Entries from a dataset of interfaces
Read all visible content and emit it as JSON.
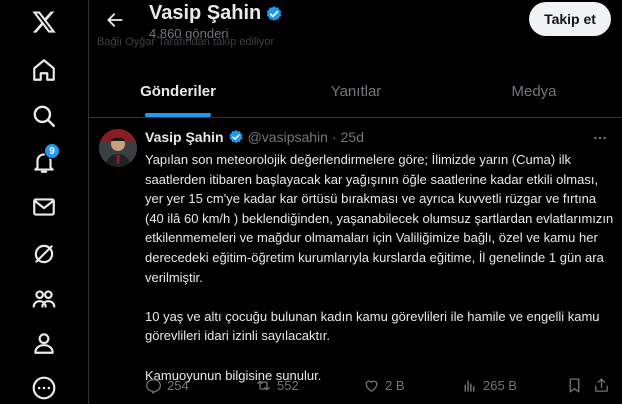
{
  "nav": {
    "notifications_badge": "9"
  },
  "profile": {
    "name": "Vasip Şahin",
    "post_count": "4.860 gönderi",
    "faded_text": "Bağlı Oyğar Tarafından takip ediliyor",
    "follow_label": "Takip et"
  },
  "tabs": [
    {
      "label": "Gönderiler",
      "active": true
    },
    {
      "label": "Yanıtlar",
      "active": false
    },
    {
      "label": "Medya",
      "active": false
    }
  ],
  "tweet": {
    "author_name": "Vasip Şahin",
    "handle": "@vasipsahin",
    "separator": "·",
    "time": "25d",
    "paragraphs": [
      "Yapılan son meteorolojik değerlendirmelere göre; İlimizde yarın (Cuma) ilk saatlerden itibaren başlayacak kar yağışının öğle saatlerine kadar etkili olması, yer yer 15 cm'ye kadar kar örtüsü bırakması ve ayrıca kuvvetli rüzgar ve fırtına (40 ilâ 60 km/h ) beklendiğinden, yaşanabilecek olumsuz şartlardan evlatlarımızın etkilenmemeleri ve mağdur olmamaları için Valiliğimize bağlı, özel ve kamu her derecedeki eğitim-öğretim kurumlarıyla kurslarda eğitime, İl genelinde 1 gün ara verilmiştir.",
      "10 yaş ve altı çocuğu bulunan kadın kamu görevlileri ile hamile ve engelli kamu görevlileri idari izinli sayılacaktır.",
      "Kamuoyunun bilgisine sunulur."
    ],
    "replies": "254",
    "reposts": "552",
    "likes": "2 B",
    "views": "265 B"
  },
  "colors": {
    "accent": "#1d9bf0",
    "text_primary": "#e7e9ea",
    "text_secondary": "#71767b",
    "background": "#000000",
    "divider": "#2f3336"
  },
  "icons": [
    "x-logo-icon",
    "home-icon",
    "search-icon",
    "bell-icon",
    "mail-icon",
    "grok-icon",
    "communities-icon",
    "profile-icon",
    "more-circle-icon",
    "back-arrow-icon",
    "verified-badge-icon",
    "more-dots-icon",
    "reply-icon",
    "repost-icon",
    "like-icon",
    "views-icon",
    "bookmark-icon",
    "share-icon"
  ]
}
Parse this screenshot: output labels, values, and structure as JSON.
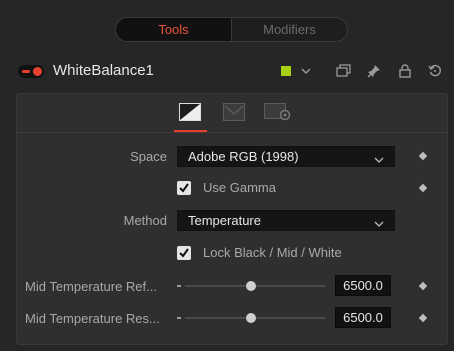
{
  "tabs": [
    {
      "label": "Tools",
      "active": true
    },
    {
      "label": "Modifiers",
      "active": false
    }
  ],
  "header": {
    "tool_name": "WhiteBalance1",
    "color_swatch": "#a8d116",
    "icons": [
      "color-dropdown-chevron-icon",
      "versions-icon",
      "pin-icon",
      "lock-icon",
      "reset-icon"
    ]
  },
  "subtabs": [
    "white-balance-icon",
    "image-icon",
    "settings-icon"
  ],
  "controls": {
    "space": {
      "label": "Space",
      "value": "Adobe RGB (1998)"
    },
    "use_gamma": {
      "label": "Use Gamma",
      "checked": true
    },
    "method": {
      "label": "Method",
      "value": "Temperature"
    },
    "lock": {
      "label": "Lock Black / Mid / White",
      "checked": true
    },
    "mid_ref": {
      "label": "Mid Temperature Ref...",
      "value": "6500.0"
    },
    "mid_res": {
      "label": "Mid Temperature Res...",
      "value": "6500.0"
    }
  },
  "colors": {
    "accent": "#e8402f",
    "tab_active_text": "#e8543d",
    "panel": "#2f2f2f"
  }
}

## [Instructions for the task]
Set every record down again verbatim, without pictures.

## [Your response]
Read all visible content and emit it as JSON.
{
  "nav": {
    "notifications_badge": "9"
  },
  "profile": {
    "name": "Vasip Şahin",
    "post_count": "4.860 gönderi",
    "faded_text": "Bağlı Oyğar Tarafından takip ediliyor",
    "follow_label": "Takip et"
  },
  "tabs": [
    {
      "label": "Gönderiler",
      "active": true
    },
    {
      "label": "Yanıtlar",
      "active": false
    },
    {
      "label": "Medya",
      "active": false
    }
  ],
  "tweet": {
    "author_name": "Vasip Şahin",
    "handle": "@vasipsahin",
    "separator": "·",
    "time": "25d",
    "paragraphs": [
      "Yapılan son meteorolojik değerlendirmelere göre; İlimizde yarın (Cuma) ilk saatlerden itibaren başlayacak kar yağışının öğle saatlerine kadar etkili olması, yer yer 15 cm'ye kadar kar örtüsü bırakması ve ayrıca kuvvetli rüzgar ve fırtına (40 ilâ 60 km/h ) beklendiğinden, yaşanabilecek olumsuz şartlardan evlatlarımızın etkilenmemeleri ve mağdur olmamaları için Valiliğimize bağlı, özel ve kamu her derecedeki eğitim-öğretim kurumlarıyla kurslarda eğitime, İl genelinde 1 gün ara verilmiştir.",
      "10 yaş ve altı çocuğu bulunan kadın kamu görevlileri ile hamile ve engelli kamu görevlileri idari izinli sayılacaktır.",
      "Kamuoyunun bilgisine sunulur."
    ],
    "replies": "254",
    "reposts": "552",
    "likes": "2 B",
    "views": "265 B"
  },
  "colors": {
    "accent": "#1d9bf0",
    "text_primary": "#e7e9ea",
    "text_secondary": "#71767b",
    "background": "#000000",
    "divider": "#2f3336"
  },
  "icons": [
    "x-logo-icon",
    "home-icon",
    "search-icon",
    "bell-icon",
    "mail-icon",
    "grok-icon",
    "communities-icon",
    "profile-icon",
    "more-circle-icon",
    "back-arrow-icon",
    "verified-badge-icon",
    "more-dots-icon",
    "reply-icon",
    "repost-icon",
    "like-icon",
    "views-icon",
    "bookmark-icon",
    "share-icon"
  ]
}
Parse this screenshot: output labels, values, and structure as JSON.
{
  "tabs": [
    {
      "label": "Tools",
      "active": true
    },
    {
      "label": "Modifiers",
      "active": false
    }
  ],
  "header": {
    "tool_name": "WhiteBalance1",
    "color_swatch": "#a8d116",
    "icons": [
      "color-dropdown-chevron-icon",
      "versions-icon",
      "pin-icon",
      "lock-icon",
      "reset-icon"
    ]
  },
  "subtabs": [
    "white-balance-icon",
    "image-icon",
    "settings-icon"
  ],
  "controls": {
    "space": {
      "label": "Space",
      "value": "Adobe RGB (1998)"
    },
    "use_gamma": {
      "label": "Use Gamma",
      "checked": true
    },
    "method": {
      "label": "Method",
      "value": "Temperature"
    },
    "lock": {
      "label": "Lock Black / Mid / White",
      "checked": true
    },
    "mid_ref": {
      "label": "Mid Temperature Ref...",
      "value": "6500.0"
    },
    "mid_res": {
      "label": "Mid Temperature Res...",
      "value": "6500.0"
    }
  },
  "colors": {
    "accent": "#e8402f",
    "tab_active_text": "#e8543d",
    "panel": "#2f2f2f"
  }
}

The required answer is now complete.